Writing in March I posed the question: would a turkey vote for Christmas or Thanksgiving? I don’t think so and therefore it is hardly surprising that so many of our politicians of all party persuasions are dead set against AV (the Alternative Voting System). After all many of them are in seats which the present first-past-the-post system preserves but which under the AV system would probably mean a different result and a loss of seat for them.
For years now we have been run by political parties which have a majority in the House of Commons but which don’t have a majority of the votes cast. Under the new system a candidate will need 50% of the total vote to win the seat. If no candidate succeeds then the second preference votes will be allocated from the least successful candidates until one of the candidates has obtained the necessary 50%. Whilst this system is not ideal it is a far fairer way of electing members of Parliament and could be the starting point for the introduction of a proper system of proportional representation. But if AV is defeated it will be many years, I suspect, before we have the opportunity to change to a more democratic electoral system.
The turnout at General Elections has often been pathetic with many people opting not to vote. One of the reasons for this could be that in many constituencies there seems little point in voting. One or other of the parties has such a stranglehold that it is impossible to unseat them. With the AV system there would be a good chance that predictable safe seats would no longer be predictably safe. A candidate would have to work to secure the necessary 50% of the vote needed. And that would be good for democracy.
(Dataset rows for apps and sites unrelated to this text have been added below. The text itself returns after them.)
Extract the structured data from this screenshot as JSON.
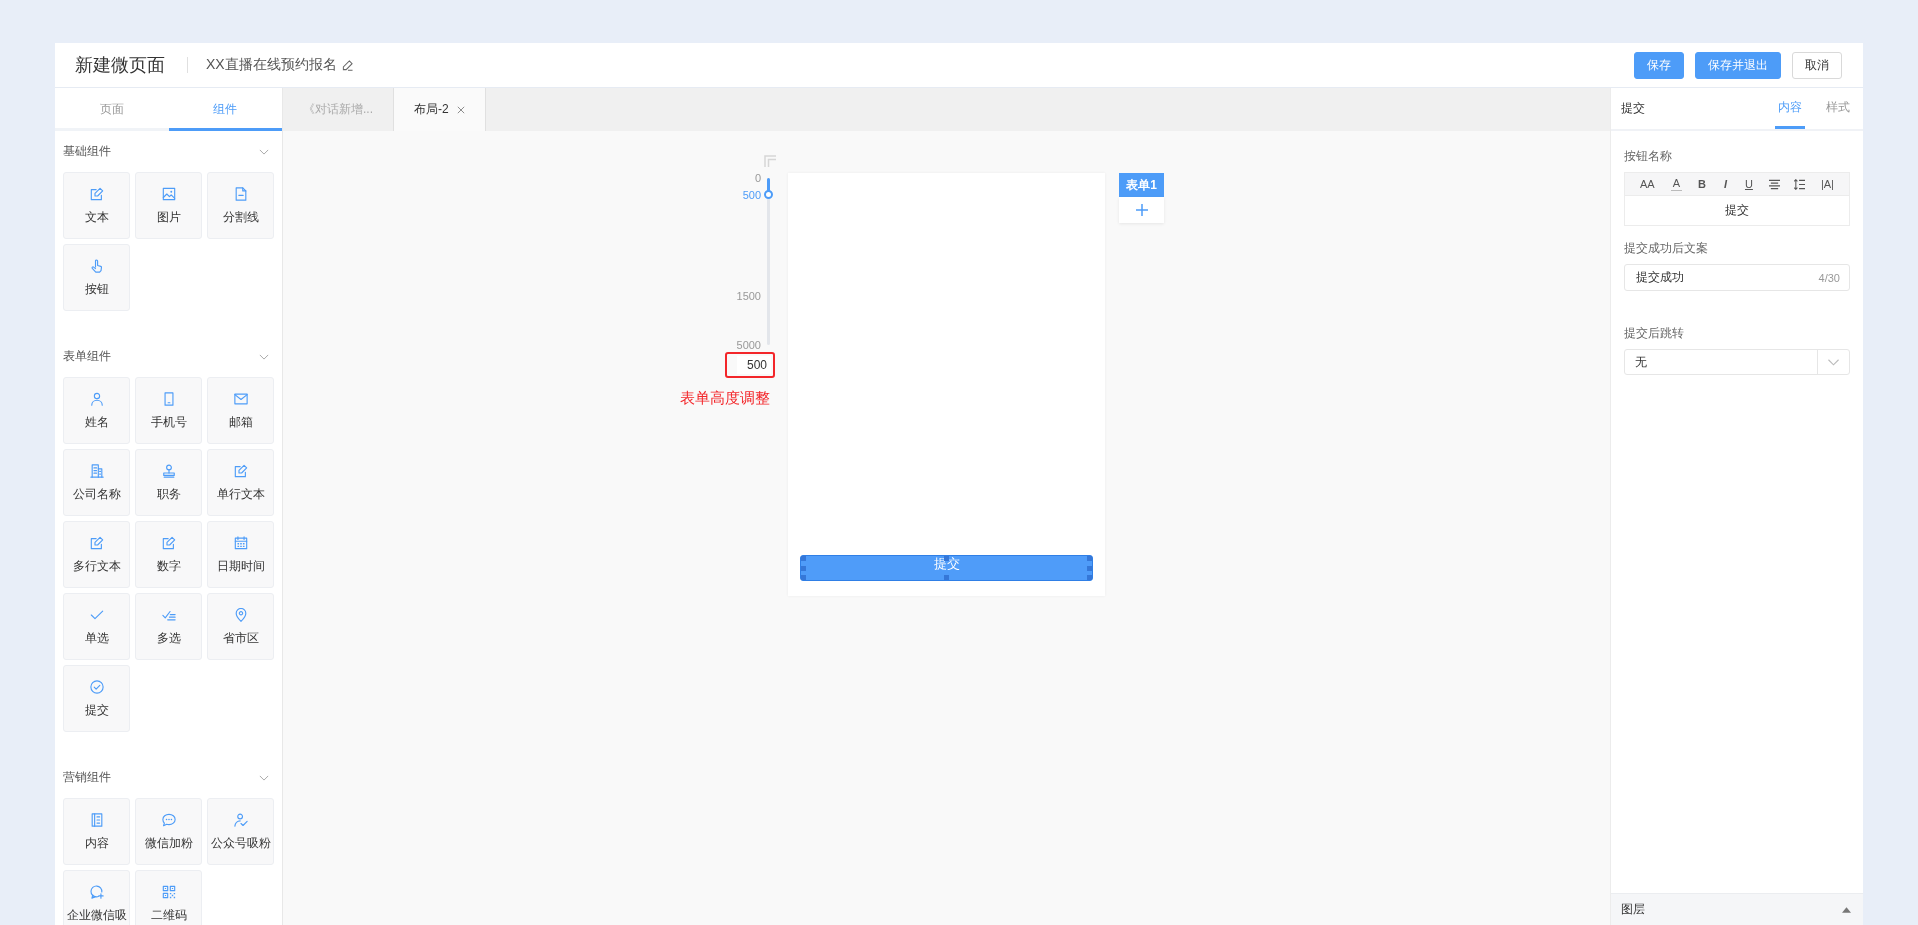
{
  "header": {
    "title": "新建微页面",
    "page_name": "XX直播在线预约报名",
    "buttons": [
      {
        "label": "保存",
        "kind": "primary"
      },
      {
        "label": "保存并退出",
        "kind": "primary"
      },
      {
        "label": "取消",
        "kind": "default"
      }
    ]
  },
  "sidebar": {
    "tabs": [
      {
        "label": "页面",
        "selected": false
      },
      {
        "label": "组件",
        "selected": true
      }
    ],
    "groups": [
      {
        "title": "基础组件",
        "expanded": true,
        "items": [
          {
            "label": "文本",
            "kind": "text"
          },
          {
            "label": "图片",
            "kind": "image"
          },
          {
            "label": "分割线",
            "kind": "divider"
          },
          {
            "label": "按钮",
            "kind": "button"
          }
        ]
      },
      {
        "title": "表单组件",
        "expanded": true,
        "items": [
          {
            "label": "姓名",
            "kind": "name"
          },
          {
            "label": "手机号",
            "kind": "mobile"
          },
          {
            "label": "邮箱",
            "kind": "email"
          },
          {
            "label": "公司名称",
            "kind": "company"
          },
          {
            "label": "职务",
            "kind": "position"
          },
          {
            "label": "单行文本",
            "kind": "singleline"
          },
          {
            "label": "多行文本",
            "kind": "multiline"
          },
          {
            "label": "数字",
            "kind": "number"
          },
          {
            "label": "日期时间",
            "kind": "datetime"
          },
          {
            "label": "单选",
            "kind": "radio"
          },
          {
            "label": "多选",
            "kind": "multiselect"
          },
          {
            "label": "省市区",
            "kind": "region"
          },
          {
            "label": "提交",
            "kind": "submit"
          }
        ]
      },
      {
        "title": "营销组件",
        "expanded": true,
        "items": [
          {
            "label": "内容",
            "kind": "content"
          },
          {
            "label": "微信加粉",
            "kind": "wechat"
          },
          {
            "label": "公众号吸粉",
            "kind": "official"
          },
          {
            "label": "企业微信吸",
            "kind": "enterprise"
          },
          {
            "label": "二维码",
            "kind": "qrcode"
          }
        ]
      }
    ]
  },
  "editor_tabs": [
    {
      "label": "《对话新增...",
      "selected": false,
      "closable": false
    },
    {
      "label": "布局-2",
      "selected": true,
      "closable": true
    }
  ],
  "canvas": {
    "height_ruler": {
      "marks": [
        {
          "label": "0",
          "selected": false
        },
        {
          "label": "500",
          "selected": true
        },
        {
          "label": "1500",
          "selected": false
        },
        {
          "label": "5000",
          "selected": false
        }
      ],
      "level": 0.1,
      "value": "500",
      "annotation": "表单高度调整"
    },
    "form": {
      "submit_label": "提交",
      "selected": true
    },
    "form_tabs": [
      {
        "label": "表单1",
        "selected": true
      }
    ]
  },
  "properties": {
    "title": "提交",
    "tabs": [
      {
        "label": "内容",
        "selected": true
      },
      {
        "label": "样式",
        "selected": false
      }
    ],
    "fields": [
      {
        "kind": "richtext",
        "label": "按钮名称",
        "tools": [
          {
            "kind": "fontsize",
            "label": "AA"
          },
          {
            "kind": "color",
            "label": "A"
          },
          {
            "kind": "bold",
            "label": "B"
          },
          {
            "kind": "italic",
            "label": "I"
          },
          {
            "kind": "underline",
            "label": "U"
          },
          {
            "kind": "align"
          },
          {
            "kind": "lineheight"
          },
          {
            "kind": "spacing",
            "label": "|A|"
          }
        ],
        "value": "提交"
      },
      {
        "kind": "text",
        "label": "提交成功后文案",
        "value": "提交成功",
        "counter": "4/30"
      },
      {
        "kind": "select",
        "label": "提交后跳转",
        "value": "无"
      }
    ]
  },
  "layers_panel": {
    "title": "图层",
    "expanded": false
  }
}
The General Synod of the Church of England have used this system for some time now and, of course, the Labour Party and the Liberal Democrats elect their Leader using AV I hope that tomorrow the people of this country will vote for AV to inaugurate a new system of voting, fit for the 21st Century